We call meltdowns TSUNAMI'S, the anxiety and state of mind is similar to the slow steady emotional wave that overwhelms us and can leave devastation in it's wake. Some children live their lives going from one tsunami to another to another. Others experience them daily or weekly, for each jelibean the pattern is different. Let's explore further.
WHAT STARTS A TSUNAMI?
1. I've asked my kids and their most common trigger is FRUSTRATION. Imagine your child in the classroom trying REALLY hard. If your child has for example Dyslexia, s/he will quite obviously have difficulties in specific areas. With jellybeans you see it may not be as obvious, it may be a particular lesson that's coming up, a break time that proved stressful or just trouble ruling a margin on a page. It can be the smallest of things to trigger the feelings of frustration. Frustration when accompanied with increased stimming is a sure fire way to see the early warning signs.
2. COVER UP. This is also a common reason for a Tsunami, the time your little jellybean HAS done something wrong and is so angry with themselves that the anger is overwhelming and they get so cross that they punish themselves and others. Apologies are hard when your skin is leaking like a colander, your arms are flinging and flanging and your face is screwed up like last week's homework. The Tsunami is in a kind of bizarre apology, a recognition that they know they've done something that they shouldn't have. They are very sensitive and even when they have been a little devil, most know it and do beat themselves up.
3. SENSORY OVERLOAD. This is the most common reason in jelieans who may have over-sensitive reactions to their surroundings - to light, heat, clothing, sounds, smells. Remember that to these jellybeans it may feel sometimes that every single thing in the room is trying to attack them. Why? Because they actually CAN'T filter anything out. Everything can hits them too hard and too fast, all simultaneously sometimes. They may feel too hot (remember their thermostats can be set far too high), and at the same time they can hear the neon light making a deafening buzz. Someone in the room is chewing a sweet and that sounds in their ears like a whole swarm of bees. Dinner is cooking and your jellybean can smell every ingredient, just as if he had his nose right inside every cooking pot and saucepan. Light is coming through the window and dancing about all over the place like pieces of blinding broken glass. And you're speaking to him and your voice sounds as if it's amplified so loud that it's completely distorted - it's like having his ear next to an amp at a rock concert. Is it any wonder he suddenly starts to scream and shout at everything just to STOP AND SHUT UP AND GET OUT OF HIS FACE?
4. INFORMATION OVERLOAD. This is a particular problem to jellybeans who may not be able to listen for very long. Did you know, some jellybeans actually can't listen and look at the same time? They have to do one or the other, but may not be able to do both simultaneously. So, if you're giving too many instructions too fast and these instructions are complicated and involve shifting between listening and looking, and if there's an emotional edge to what you're saying, too, that puts your jellybean's brain into free fall. It's like a computer crash.
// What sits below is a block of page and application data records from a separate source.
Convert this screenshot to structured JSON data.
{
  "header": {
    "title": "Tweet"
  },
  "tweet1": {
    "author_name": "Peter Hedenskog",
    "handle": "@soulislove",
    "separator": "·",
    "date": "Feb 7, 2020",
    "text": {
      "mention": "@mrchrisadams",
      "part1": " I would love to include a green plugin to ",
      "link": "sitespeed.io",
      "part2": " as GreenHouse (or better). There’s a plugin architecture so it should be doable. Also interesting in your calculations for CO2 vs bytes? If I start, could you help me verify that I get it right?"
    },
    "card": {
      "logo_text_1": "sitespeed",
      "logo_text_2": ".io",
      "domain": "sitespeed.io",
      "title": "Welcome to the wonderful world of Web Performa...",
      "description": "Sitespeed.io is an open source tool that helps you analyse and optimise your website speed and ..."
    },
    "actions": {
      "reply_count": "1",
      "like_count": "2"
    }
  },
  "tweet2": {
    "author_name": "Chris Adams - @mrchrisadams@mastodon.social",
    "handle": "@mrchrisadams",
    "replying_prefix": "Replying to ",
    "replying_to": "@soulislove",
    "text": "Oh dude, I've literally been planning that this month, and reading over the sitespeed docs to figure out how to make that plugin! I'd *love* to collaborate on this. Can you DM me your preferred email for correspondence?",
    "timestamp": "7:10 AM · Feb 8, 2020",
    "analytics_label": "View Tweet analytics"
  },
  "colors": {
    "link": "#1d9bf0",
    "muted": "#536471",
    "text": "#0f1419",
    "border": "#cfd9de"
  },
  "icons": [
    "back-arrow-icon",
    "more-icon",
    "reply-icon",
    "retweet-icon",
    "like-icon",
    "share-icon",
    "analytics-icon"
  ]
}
The best way to cope is to deal with them, and trust me they need dealing with. TSUNAMIS are DANGEROUS. It's as though we lose control and although we may be sort of aware of what we're doing we just can't stop. As a parent you really do need to alert everyone to Tsunami-spotting and try to stop it before it runs its full course. It comes on in waves, sometimes out of nowhere, and CAN be halted in the first wave, which lasts about 20 to 30 seconds, but after that it's as if we're drowning under successive storming and crashing waves of panic, fury, frustration. Our brains go down under it all. It's a very scary experience, for us, as well as anyone who may be around, and WE NEED HELP PLEASE!
WHAT YOU CAN DO TO HELP - WITHIN THE FIRST 20 SECONDS
1. Speak to us and tell us firmly and in a single word that we are getting out of control.
2. DON'T TOUCH US!!!!!! Touch puts us into even more overload.
3. Don't give us a lecture - we can't HEAR.
4. Leave us alone, let US have the last word.
5. LET US RUN, if necessary, out of the door, upstairs to the bedroom or to lock ourselves in the bathroom.
6. When we emerge SAY NOTHING about it, ignore us when we reappear, we are probably a bit sulky still so let us be. We will communicate with YOU when we are ready.
WHAT CAN THE TEACHER IN THE CLASSROOM DO?
1 Don't Panic. Speak clearly and firmly - just one word is best.
2 Distract the jellybean with something that they are good at. SUBTLY
3 Remove the jellybean from the classroom with one adult to a quieter more private area.
4 Allow the child to STIM and don't crowd them, just be kind and keep them SAFE.
5 Allow the child to let off steam physically, allow them to RUN and run and run, the playground being preferable to the school car park.
6 Reassure and stay in the background. The child will wind down.
7 Don't threaten with anyone or anything.
Finally on Tsunamis, DON'T TOUCH. Unless you are invited to, try and avoid the temptation of hugging a distressed jellybean, even when you think its safe, it MAY NOT BE!